Anytime someone is a witness in a major and complicated criminal case, it’s a good idea for that person to get their own lawyer, even though that person is not the one on trial.
The lawyer helps a witness navigate their testimony — hopefully always truthfully — without saying something that puts their name below the line of the state or federal government in the complaint.
But if a defendant pays for that witness’s lawyer, it could most certainly get in the way of justice because — as we’ve seen before — the lawyer tends to skew the testimony in favor of the defendant.
At least that’s the way Jack Smith sees it, and he calls it obstruction of justice.
Charlie Savage from The New York Times notes that one of the reasons that Smith subpoenaed Trump’s Twitter account was to search for messages concerning paying legal fees of potential witnesses, as Savage points out.

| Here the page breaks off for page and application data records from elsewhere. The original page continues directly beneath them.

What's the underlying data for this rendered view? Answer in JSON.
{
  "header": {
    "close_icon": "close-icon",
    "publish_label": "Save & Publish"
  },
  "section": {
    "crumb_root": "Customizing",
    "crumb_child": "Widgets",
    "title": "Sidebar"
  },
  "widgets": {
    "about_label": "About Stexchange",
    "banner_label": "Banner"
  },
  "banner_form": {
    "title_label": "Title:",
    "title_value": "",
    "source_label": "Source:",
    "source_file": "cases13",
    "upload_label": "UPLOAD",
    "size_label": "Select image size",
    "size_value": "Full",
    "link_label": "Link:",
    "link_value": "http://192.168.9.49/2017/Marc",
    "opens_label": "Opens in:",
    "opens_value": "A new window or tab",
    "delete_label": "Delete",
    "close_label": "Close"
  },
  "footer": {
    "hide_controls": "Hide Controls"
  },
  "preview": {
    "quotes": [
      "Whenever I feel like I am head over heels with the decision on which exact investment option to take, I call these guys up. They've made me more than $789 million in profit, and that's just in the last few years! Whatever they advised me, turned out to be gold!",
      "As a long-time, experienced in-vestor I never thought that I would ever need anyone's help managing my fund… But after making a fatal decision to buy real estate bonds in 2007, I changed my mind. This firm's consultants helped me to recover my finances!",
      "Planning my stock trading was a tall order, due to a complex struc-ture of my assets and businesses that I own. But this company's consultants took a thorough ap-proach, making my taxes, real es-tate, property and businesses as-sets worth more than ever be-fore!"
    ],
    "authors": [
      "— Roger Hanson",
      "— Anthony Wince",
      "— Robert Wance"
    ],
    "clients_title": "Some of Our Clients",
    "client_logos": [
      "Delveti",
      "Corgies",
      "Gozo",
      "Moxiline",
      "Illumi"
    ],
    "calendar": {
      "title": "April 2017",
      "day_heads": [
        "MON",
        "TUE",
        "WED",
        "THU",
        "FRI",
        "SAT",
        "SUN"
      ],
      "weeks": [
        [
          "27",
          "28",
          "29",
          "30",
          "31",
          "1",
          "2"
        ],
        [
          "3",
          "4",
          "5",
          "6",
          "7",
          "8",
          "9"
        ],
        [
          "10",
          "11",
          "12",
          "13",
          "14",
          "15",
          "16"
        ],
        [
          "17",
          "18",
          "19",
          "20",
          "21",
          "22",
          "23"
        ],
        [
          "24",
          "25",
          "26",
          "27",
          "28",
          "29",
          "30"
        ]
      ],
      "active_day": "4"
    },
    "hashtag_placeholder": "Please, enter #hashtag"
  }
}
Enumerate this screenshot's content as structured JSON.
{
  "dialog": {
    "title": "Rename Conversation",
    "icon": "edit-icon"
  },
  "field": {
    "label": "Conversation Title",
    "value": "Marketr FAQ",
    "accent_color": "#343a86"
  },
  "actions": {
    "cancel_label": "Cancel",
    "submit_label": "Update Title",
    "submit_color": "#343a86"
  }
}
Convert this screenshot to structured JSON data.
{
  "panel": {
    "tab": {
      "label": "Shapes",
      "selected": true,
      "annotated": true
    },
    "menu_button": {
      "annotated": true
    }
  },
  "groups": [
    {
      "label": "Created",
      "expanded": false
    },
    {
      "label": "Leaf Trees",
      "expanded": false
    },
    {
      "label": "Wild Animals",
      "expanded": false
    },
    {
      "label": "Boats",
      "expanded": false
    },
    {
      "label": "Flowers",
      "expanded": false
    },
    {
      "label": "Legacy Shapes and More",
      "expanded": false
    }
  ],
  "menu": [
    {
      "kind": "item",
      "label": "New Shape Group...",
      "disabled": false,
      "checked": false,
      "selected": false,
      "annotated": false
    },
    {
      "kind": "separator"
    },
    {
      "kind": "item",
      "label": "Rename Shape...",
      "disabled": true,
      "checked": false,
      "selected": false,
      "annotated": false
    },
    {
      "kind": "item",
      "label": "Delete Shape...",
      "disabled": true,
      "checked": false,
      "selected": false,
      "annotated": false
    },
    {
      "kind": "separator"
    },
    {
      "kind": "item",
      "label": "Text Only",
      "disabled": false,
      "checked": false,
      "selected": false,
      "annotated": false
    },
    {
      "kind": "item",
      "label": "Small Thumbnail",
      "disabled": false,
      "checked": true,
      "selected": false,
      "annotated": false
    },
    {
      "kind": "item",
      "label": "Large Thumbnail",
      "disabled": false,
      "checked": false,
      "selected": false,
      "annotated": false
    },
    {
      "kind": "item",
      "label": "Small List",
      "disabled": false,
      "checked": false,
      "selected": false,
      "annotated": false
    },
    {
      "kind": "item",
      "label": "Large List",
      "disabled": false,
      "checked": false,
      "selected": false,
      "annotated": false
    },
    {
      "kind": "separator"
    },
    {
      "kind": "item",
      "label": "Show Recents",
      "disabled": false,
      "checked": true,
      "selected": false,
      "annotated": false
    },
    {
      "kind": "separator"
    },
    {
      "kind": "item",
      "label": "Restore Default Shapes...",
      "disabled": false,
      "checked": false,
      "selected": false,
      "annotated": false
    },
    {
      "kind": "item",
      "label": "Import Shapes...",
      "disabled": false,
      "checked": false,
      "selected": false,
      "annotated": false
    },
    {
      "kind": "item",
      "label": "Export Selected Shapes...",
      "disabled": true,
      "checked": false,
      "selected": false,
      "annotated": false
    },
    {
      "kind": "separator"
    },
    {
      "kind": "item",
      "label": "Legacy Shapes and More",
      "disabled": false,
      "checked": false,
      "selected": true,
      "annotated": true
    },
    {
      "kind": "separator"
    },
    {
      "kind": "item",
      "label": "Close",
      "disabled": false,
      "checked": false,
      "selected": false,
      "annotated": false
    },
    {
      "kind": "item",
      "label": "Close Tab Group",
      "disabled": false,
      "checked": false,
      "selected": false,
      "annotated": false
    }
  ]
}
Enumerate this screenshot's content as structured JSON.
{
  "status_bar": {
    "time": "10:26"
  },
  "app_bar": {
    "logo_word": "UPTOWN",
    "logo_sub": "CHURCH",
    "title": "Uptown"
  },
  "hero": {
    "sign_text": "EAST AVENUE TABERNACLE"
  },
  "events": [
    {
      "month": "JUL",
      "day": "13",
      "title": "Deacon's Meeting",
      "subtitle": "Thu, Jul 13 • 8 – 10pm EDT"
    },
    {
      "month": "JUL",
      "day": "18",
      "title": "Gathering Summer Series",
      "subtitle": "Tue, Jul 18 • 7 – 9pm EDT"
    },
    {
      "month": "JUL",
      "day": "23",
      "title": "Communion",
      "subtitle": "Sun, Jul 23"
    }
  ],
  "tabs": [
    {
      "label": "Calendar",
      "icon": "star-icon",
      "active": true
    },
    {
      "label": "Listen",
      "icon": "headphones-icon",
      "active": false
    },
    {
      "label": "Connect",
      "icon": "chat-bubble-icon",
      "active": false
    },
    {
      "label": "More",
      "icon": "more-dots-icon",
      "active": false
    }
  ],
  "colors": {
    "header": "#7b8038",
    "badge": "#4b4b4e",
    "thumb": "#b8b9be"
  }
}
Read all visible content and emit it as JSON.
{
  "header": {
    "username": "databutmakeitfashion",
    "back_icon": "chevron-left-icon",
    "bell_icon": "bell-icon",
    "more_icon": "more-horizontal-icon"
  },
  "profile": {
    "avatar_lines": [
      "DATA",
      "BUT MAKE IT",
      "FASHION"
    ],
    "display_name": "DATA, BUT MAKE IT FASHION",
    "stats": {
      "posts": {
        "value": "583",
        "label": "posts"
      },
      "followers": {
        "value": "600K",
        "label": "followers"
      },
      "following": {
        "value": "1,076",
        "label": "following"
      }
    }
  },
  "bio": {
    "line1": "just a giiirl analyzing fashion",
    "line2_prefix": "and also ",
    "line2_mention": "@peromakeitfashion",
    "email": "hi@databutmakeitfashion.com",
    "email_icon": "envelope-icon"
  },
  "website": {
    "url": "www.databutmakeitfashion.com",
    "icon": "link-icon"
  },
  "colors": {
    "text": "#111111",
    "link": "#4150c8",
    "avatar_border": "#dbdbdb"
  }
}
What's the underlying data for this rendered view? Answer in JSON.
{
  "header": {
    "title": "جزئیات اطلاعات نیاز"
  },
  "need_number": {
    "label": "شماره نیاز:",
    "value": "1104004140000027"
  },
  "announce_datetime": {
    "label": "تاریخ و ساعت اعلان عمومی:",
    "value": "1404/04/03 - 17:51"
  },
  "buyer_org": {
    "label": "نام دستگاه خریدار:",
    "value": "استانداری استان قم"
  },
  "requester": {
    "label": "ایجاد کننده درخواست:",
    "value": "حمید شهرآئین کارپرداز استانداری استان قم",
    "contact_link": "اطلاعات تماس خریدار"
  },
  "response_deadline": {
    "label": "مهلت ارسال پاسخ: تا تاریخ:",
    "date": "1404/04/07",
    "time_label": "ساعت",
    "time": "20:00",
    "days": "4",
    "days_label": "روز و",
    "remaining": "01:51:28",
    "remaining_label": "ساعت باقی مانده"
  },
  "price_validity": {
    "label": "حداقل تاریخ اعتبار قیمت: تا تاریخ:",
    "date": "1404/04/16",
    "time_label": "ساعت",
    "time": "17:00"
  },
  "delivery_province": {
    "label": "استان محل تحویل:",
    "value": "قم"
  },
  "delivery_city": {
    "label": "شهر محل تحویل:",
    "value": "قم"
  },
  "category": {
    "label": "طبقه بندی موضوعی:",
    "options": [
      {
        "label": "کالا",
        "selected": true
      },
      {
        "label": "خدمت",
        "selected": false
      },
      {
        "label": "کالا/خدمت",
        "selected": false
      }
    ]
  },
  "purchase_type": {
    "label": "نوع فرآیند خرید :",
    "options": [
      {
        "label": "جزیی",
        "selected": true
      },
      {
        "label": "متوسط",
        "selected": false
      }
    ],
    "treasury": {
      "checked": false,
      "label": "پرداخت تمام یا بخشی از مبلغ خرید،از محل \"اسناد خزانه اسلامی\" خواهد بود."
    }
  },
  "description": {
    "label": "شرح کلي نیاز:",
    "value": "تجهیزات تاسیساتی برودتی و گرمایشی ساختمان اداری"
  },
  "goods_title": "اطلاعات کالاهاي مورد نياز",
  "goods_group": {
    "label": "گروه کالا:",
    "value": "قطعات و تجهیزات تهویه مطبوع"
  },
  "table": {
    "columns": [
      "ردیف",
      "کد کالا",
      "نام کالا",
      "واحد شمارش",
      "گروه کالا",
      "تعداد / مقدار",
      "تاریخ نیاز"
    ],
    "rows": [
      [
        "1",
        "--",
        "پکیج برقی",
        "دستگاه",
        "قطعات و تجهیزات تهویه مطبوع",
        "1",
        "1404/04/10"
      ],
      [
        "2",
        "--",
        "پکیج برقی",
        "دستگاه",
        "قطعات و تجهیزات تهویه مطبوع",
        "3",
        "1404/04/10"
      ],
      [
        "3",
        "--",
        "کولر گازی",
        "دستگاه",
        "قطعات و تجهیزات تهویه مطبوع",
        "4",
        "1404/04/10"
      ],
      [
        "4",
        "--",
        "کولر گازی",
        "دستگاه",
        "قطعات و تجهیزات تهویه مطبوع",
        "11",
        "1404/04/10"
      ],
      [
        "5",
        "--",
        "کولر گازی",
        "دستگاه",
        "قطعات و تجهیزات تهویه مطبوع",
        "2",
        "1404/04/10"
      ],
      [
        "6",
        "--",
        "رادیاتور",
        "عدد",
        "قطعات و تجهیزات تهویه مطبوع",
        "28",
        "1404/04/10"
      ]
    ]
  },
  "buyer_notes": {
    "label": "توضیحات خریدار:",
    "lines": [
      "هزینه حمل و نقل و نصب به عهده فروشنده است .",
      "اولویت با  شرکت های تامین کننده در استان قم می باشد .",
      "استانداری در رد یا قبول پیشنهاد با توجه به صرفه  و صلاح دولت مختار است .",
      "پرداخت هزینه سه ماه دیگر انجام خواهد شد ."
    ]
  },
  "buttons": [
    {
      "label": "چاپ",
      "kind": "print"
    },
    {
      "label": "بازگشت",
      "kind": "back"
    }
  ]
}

“In the just unsealed materials from the fight over Jack Smith’s search warrant for Trump’s Twitter account, the special counsel explicitly portrays Trump’s paying of legal fees for ‘potential witnesses against him’ in the Jan 6 case as an obstructive act.”
In the just unsealed materials from the fight over Jack Smith's search warrant for Trump's Twitter account, the special counsel explicitly portrays Trump's paying of legal fees for "potential witnesses against him" in the Jan 6 case as an obstructive act. pic.twitter.com/pprLgfn5a0
— Charlie Savage (@charlie_savage) September 15, 2023
Joyce Vance, one of MSNBC’s star legal analysts, said that Smith should go one step further and move to block co-defendants that have a direct conflict with Trump in the Florida case with the files.
👇🏼👇🏼👇🏼 and, this argument should apply with equal force with Co-defendants in the Mar-a-Lago case, where prosecutors' call for a Garcia hearing to evaluate the lawyers' conflicts of interest hasn't elicited a ruling from Judge Cannon. https://t.co/iH6FgIKX4z
— Joyce Alene (@JoyceWhiteVance) September 15, 2023
As Smith set out in the above filing:
“The former President’s obstructive efforts continue unablated with respect to this investigation here, in which he has determined to pay the legal fees of potential witnesses against him and repeatedly disparaged the lead prosecutor on his Truth Social platform.”
We saw how who pays for the attorneys play out before our eyes with Cassidy Hutchinson in the Congressional Investigation.
Hutchinson described the pressure that came from the Trump campaign when she was not paying for her lawyer. At the time, CBS News reported:
“”If you want to know at the end, we’ll let you know,’ she described him as saying, ‘but we’re not telling people where funding is coming from right now. Don’t worry, we’re taking care of you. Like, you’re never going to get a bill for this, so if that’s what you’re worried about.’”
As Hutchinson prepared for her first interview with the committee later that month, she said Passantino advised her to “keep your answers short, sweet, and simple, seven words or less. The less the committee thinks you know, the better, the quicker it’s going to go.”
But Hutchinson felt a strong obligation to tell the truth and got her own lawyer.
Suddenly, her story changed dramatically to one that described details we would never have heard.
“Former President Donald Trump grabbed for the steering wheel of his car and lunged at his security director while demanding to be taken to the Capitol on Jan. 6, 2021, even though a White House lawyer warned he could be charged with ‘every crime imaginable,’ a former aide told the House panel investigating the Capitol attack Tuesday,” according to USA Today.
So now imagine the pressure times ten as a witness and times 100 as a co-defendant. That is precisely why Smith believes that Trump paying legal fees for witnesses and, as Vance notes, co-defendants.
This column is based primarily on a tweet by Charlie Savage of The New York Times.
I can be reached at email@example.com and on Twitter at @JasonMiciak
Editor’s Note: This is an opinion piece reflecting the opinion of the author alone.
Jason Miciak is an associate editor and opinion writer for Occupy Democrats. He's a Canadian-American who grew up in the Pacific Northwest. He is a trained attorney, but for the last five years, he's devoted his time to writing political news and analysis. He enjoys life on the Gulf Coast as a single dad to a 15-year-old daughter. Hobbies include flower pots, cooking, and doing what his daughter tells him they're doing. Sign up to get all of my posts by email right here: